Which square on the board is the most visited during a course of a game? Deceptively easy – it’s Jail. Why? Well, you can get there a whole bunch of ways. You can land on it during the round the board travel. You can be sent there by landing on the “Go to Jail” square. You can roll doubles three times. You can land on either a Community Chest or Chance square and pull a “Go Directly to Jail Do not Pass Go Do Not Collect $200” card. Lots of ways to get to Jail, making it the most-frequently-visited square during a game.

What does this mean? It means the properties just outside jail are the most frequently-landed-upon. That makes them more than worth their price to buy. The orange-ish squares just before Free Parking are thus the most valuable on the board. Buy ’em and build on ’em and watch your opponents fork over the dollars to you hand over first. This, by the way, was Little One’s intuited strategy to beat me yesterday.

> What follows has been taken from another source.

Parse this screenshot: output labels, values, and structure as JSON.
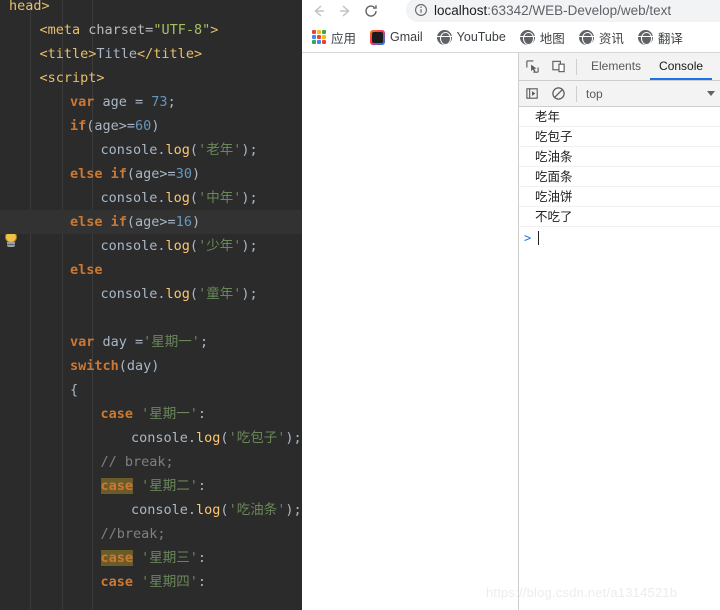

Similarly, the purple and the red properties, which are on either side of the orange-ish, are valuable too, only slightly less so. Buy them and build on them too. FYI, Illinois Avenue is the second-most landed on square, followed by the B&O Railroad and Go.

There are some properties not to worry about. The dark purple, Baltic and Mediterranean, on squares one and three from Go, are among the least statistically visited squares on the board. Their low price and build-up costs are almost not worth the small rents you’ll get because no one hardly lands there.

This brings up a question: which is a better to buy, a utility or a railroad?

Railroads all the way! First of all, there are twice as many railroad squares then utility squares (4 versus 2) so you have about twice the chance of having opponents land on them. With both types, the more you own the more you can charge your foe. Utilities are a roll of the dice when it comes to “rent”: one dice times ten if one is owned; two die times ten if both are owned. So your rents can range from $10 to $60 or $20 to $120. If you own three railroads, “rent” is fixed at $100. All four and you can charge $200. When you factor in the double-odds of ensnaring the other guy that railroads have, they are the best bet.

Another tactic found across the internet is to develop 3 houses per property as quickly as possible. Why 3 houses? Because the jump in rent from 2 to 3 is huuuuuge. If 2 houses brings in $250 rent on a certain property, 3 will bring $750! The jump from 3 to 4 or even to a hotel is not as huge percentage-wise.

Other tidbits: The average income you make going round the board once is $170. Early in the game it’s a disadvantage to be in Jail, so pay the $50 to get out; late in the game it could be an advantage (if your opponent owns a lot of developed property), so wait to roll doubles. Pay the 10% income tax until you’ve gone round the board three times – then it’s best to pay the $200 (you’ll have accumulated enough property by then to justify it).

Boardwalk (and Park Place) are nice gems to have but not essential to win the game. There is only a 5% chance of landing on either square during the trip around the board (2 out of 40). If your opponent does own both and begins building, well, you best start building up your cash reserves, just in case.

Which leads to the most head-scratching advice we saw: Try to build up your cash early in the game and try to buy as much property as possible. Huh? I’ve tried that for the past ten years and all it’s done is give me a mountain of credit card debt.

Anyway, Little One made me promise not to tell Mommy (and I hope either one doesn’t read this!) while she hones her monopolist skills, evilly rubbing her hands and chuckling at how she’ll send her Mama to the poor house ...